In the coming weeks, I'll explore the non-forest parts of Woodhaven, especially historically places.

World War I memorial near Myrtle and Park Lane South.

One of the many trails in the eastern section of Forest Park.
Somehow I mistook this to be "Betsy Ross" when I used to live in the area.

From here on, it's all downhill and the pond is on the right.

05 June 2013


Happy National Running Day!  This is the day all runners are supposed to, well, run.  NYRR, the biggest race org of New York City, has many events listed at http://www.nyrr.org/races-and-events/2013/national-running-day .  By now it may be too late for most of those events, but you still can catch the second race of the Al Goldstein Summer Series, presented by Jack Rabbit Sports and timed by NYCRuns, capably staffed by PPTC volunteers.  In case you don't know, Mr. Goldstein served as president of Prospect Park Track Club from 1990 to 1996, http://pptc.org/paul-suskind-interviewed-past-pptc-president-al-goldstein-and-roque-pizarro .  I had the honor of meeting Mr. Goldstein himself two weeks ago.  For my run this morning, I spelled out his name in 2 hours and 25 minutes, over a distance of almost 14 km.  The A is wider than necessary, the two L's were not made the same way, and the T's horizontal stroke is not wide enough, but it's still a very recognizable name.

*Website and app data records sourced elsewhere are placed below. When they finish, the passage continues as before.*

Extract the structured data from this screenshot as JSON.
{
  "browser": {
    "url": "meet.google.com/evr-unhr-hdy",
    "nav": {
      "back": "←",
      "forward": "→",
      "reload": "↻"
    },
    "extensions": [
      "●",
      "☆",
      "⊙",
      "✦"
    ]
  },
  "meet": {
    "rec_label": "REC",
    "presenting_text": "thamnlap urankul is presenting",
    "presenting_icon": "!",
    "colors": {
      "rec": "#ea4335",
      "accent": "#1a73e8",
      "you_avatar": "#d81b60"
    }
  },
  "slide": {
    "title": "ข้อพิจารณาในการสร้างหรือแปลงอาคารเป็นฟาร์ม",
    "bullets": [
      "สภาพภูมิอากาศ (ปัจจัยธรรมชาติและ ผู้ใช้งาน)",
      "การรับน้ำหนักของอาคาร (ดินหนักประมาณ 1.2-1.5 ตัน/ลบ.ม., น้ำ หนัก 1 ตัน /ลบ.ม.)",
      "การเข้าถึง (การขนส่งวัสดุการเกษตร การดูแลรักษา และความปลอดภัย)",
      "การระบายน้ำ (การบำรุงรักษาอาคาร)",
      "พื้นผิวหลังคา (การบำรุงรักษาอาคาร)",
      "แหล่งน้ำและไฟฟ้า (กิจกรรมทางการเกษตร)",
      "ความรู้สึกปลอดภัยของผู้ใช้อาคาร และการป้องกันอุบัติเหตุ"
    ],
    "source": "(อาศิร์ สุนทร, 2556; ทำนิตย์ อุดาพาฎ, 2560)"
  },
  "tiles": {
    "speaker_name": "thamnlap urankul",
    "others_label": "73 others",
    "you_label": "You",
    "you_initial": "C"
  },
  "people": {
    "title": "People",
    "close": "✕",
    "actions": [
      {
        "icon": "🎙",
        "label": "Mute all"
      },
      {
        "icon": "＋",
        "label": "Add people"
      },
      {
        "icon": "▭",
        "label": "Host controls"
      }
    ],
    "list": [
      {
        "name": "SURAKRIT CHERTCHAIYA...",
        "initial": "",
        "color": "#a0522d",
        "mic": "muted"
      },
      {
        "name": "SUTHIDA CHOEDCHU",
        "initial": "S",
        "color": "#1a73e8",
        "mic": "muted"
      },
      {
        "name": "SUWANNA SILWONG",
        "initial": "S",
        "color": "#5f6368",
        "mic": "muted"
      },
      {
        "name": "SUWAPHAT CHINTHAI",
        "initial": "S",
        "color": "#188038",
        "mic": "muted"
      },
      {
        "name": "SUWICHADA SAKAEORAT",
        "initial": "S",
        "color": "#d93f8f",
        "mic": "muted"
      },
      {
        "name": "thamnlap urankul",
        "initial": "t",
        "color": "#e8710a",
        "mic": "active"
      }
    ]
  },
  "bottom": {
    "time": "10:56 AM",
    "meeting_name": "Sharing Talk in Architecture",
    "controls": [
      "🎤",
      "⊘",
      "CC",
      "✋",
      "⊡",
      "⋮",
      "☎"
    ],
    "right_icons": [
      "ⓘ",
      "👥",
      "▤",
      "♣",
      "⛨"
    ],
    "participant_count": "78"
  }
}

I'll volunteer at the race as sweeper, riding on the bike at the end of the pack to make sure everyone gets to the finish line safely.  Maybe I'll see you there!  Again, Happy Running!

Al Goldstein, PPTC President from 1990 to 1996
Ladies and gentlemen, Mr. Al Goldstein.

01 June 2013


Social media is not all bad.  Sure there are people who misuse it and post all kinds of junk for their "friends" to see, but there are other good uses for it.  For example, the ilovetorun May Challenge, which is a month-long event hosted by ilovetorun.org.  The challenge was to run at least one mile a day for the entire month of May AND do some before sunrise.  Make it more interesting by taking photos of the places you run and share with all participants.  It's just a fun thing to do.  I know some people actually got up before sunrise to run but I myself never did that.  It's just too much of a rush to go run before sunrise then get back in time to drag my son out of bed.  I also didn't run every single day but I only missed two.  Those two days I was active anyway, not like I sat on the couch and caught some TV series marathon.  I did not always share photos of the places that I ran to, although I made some fancy phrases via gwriting, people's names mostly, and made some friends in the process.  I took too many photos to post here, but below are my favorites.

I finally got to visit the recently opened 103rd Street Bridge, which connects Manhattan's East River Esplanade to Wards Island.

Brooklyn Bridge as seen from a hill in Brooklyn Bridge Park.

Canarsie Pier, near the Rockaway Parkway exit of the Belt Parkway.

Erasmus Hall High School, or rather the building that once hosted the school.  The building is now home for four smaller schools after Erasmus was closed down for poor performance.  Barbara Streissand and Neil Diamond attended Erasmus in their younger days.

Verrazano Bridge, with Staten Island on the far side.

Williamsburg Bridge as seen from East River Park.